I'm shopping for American-made electronics and coming up short. The list is ridiculous, a few peculiar little custom jobbies that are components of something else. Actual consumer goods are assembled overseas from components manufactured overseas. Why is that: cheap labor, fewer overhead costs. It's still cheaper to build it somewhere else, load it into a ship and send it here than it is to just build it here. If more people were satisfied with $10/hr, that might change.
$10/hr pays the bills. If not, you've got problems.
Overhead costs are crazy. Steel made elsewhere gets used elsewhere. Steel made here...wait, are there any American steel mills anymore? In its heyday the industry in America employed hundreds of thousands of workers, now the rolls are around 158,000 total. Bummer. I can't find what American rolls are for aluminum production, but Alcoa, #3 producer of aluminum worldwide and I think the largest American producer, has rolls of 58,000 or so. That's worldwide rolls.
So where do we get inexpensive materials for use in American manufacturing? Right here. Scrap that car but don't send the metal away. Keep it here. Cans too. Plastic, waste veggie oil, everything. Be willing to pay an extra buck for the Made in the USA label, be willing to settle for a buck an hour less on the paycheck. It'll come back to you, believe it. It'll come back in the form of more jobs on American soil when you want them. It'll come back in the form of greater national security, a stronger dollar that buys more. What does it matter if you don't make as much money, when your money buys more? Remember when comic books were 25 cents? I do. They're $3.00 each, now. And they're thinner, with more ads. Less content, higher price. That's inflation. Settle for a little less income, be happy with a slightly higher price, the results eventually slew back around to an America that relies on itself. It'll hurt for a while, but it'll be worth it.
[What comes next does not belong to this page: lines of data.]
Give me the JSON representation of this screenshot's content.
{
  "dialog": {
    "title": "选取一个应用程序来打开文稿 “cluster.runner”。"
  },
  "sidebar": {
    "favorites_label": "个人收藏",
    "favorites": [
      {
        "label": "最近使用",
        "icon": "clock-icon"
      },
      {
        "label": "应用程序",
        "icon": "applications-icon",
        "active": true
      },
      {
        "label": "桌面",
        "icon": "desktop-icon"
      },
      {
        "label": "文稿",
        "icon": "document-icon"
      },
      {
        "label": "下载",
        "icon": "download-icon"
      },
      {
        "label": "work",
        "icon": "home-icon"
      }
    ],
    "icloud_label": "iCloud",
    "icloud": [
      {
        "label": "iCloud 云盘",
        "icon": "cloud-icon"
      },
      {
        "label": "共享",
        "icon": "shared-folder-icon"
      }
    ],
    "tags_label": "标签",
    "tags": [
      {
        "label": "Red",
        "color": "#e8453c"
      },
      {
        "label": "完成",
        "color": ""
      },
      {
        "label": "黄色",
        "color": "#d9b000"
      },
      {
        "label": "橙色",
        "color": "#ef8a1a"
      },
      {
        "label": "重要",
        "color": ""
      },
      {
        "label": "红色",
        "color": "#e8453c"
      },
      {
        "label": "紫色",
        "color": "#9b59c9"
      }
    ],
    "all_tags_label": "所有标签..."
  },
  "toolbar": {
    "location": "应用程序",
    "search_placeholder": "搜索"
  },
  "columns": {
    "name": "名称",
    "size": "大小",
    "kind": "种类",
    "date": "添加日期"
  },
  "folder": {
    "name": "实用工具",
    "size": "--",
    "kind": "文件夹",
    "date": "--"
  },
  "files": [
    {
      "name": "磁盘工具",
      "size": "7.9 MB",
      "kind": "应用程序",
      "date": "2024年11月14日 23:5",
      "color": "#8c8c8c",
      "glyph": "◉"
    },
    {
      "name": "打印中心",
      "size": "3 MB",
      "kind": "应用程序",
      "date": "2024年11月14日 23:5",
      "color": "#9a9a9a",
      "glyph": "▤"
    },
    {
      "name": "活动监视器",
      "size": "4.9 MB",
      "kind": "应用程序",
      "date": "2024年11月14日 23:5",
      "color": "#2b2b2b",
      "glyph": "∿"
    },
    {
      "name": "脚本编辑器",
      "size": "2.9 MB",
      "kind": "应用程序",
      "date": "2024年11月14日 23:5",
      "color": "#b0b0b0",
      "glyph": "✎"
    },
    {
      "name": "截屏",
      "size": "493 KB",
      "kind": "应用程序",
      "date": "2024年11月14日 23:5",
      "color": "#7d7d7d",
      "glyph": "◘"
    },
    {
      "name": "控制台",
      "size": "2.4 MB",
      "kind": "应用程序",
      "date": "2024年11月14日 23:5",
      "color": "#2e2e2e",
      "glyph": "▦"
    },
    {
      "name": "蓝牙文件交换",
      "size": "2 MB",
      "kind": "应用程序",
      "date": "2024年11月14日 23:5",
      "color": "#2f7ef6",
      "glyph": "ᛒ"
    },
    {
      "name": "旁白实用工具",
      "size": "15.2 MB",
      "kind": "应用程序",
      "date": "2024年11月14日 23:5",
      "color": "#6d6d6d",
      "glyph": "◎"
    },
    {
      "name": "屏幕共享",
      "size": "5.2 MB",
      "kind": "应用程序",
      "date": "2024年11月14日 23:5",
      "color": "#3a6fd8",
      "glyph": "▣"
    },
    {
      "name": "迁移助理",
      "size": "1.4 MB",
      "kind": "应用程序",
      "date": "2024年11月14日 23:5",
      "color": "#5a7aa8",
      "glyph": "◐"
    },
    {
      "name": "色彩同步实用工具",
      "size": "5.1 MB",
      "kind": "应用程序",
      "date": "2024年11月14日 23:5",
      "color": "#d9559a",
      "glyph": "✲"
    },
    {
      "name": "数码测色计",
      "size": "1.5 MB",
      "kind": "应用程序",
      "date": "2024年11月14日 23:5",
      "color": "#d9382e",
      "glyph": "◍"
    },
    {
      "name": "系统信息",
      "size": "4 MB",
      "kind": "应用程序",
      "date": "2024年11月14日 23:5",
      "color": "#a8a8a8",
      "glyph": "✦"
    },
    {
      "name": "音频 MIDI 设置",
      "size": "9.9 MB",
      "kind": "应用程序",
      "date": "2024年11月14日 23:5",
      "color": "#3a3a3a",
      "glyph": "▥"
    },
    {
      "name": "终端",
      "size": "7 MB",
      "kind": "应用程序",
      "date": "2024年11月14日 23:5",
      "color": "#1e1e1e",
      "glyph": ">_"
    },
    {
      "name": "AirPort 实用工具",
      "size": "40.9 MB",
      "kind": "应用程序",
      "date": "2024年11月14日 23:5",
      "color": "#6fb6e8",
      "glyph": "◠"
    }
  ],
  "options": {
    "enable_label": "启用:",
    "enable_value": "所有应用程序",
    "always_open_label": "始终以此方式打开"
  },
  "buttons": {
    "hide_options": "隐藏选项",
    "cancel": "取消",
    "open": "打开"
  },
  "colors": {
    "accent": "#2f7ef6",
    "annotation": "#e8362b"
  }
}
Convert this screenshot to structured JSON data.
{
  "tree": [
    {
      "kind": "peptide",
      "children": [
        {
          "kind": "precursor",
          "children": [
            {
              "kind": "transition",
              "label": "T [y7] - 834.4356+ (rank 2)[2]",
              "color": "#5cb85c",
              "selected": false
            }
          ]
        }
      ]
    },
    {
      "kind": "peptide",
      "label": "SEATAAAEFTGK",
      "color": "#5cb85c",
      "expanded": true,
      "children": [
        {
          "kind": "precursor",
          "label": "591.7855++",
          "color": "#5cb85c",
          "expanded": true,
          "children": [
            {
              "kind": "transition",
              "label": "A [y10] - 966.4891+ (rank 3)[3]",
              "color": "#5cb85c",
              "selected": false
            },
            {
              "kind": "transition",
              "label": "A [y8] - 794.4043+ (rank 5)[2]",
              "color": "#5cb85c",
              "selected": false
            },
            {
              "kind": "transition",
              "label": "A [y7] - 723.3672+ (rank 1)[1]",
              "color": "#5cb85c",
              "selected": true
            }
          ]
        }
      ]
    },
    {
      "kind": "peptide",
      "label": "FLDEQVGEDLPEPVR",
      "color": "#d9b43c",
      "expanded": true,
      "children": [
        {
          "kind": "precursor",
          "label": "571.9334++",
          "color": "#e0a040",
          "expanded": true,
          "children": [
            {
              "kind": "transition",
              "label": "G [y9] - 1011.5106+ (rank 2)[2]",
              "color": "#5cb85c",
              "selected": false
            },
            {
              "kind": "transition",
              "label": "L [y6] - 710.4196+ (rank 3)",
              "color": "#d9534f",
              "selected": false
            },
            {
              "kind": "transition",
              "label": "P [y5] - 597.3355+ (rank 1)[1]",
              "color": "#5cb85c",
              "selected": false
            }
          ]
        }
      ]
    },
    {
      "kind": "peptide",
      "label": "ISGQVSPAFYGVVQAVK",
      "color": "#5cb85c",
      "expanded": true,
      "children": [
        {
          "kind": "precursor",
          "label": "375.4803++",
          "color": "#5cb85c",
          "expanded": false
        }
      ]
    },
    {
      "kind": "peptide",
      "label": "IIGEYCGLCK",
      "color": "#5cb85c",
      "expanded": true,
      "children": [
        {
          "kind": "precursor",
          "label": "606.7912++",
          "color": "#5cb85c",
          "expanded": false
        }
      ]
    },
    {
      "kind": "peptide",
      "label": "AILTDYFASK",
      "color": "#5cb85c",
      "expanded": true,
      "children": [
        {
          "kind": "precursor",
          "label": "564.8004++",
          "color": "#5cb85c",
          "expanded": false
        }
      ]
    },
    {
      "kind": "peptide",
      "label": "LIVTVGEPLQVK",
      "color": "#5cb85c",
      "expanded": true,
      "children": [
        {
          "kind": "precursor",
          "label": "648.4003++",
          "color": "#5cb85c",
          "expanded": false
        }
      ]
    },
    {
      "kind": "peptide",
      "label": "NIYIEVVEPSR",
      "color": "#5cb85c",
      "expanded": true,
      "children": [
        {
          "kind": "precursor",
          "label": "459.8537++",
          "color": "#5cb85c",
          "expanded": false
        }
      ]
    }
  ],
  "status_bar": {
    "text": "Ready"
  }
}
Curtis Mathes TVs, once the perceived (whether it was true or not) Rolls Royce of home electronics, now just slaps their brand on someone else's budget line, and probably not for much longer. Ick. Vizio is a supposedly American company, but its products are built elsewhere. Doesn't really impress me that you're an "American" company when the vast majority of the labor budget is overseas. Philco, who made the quintessential cathedral-shaped radio, is now a brand of the Dutch company Philips. GE makes most of its money from financial products - not appliances. Not cutting-edge turbines. They still make those, but it's not their bread and butter.
There are some success stories to be found in the globalization nightmare that's cut American manufacturing's hamstrings. AGCO, the agricultural giant that includes such brands as Hesston (hay tools), Massey-Ferguson (former Canadian company, famous tractor manufacturer) and Fendt (German tractors). AGCO is huge, and has a dominating influence on worldwide agriculture hardware. It got its start when Allis executives at Deutz Allis bought the Allis shares back, closing the circle of ownership that had taken from Fiat, to Deutz, back to themselves. And then they started buying up everybody else.
Too bad more of those tractors aren't made in the USA from scrapped Japanese cars. That'd be cool.
Okay. Enough ranting. I probably got off point more than once.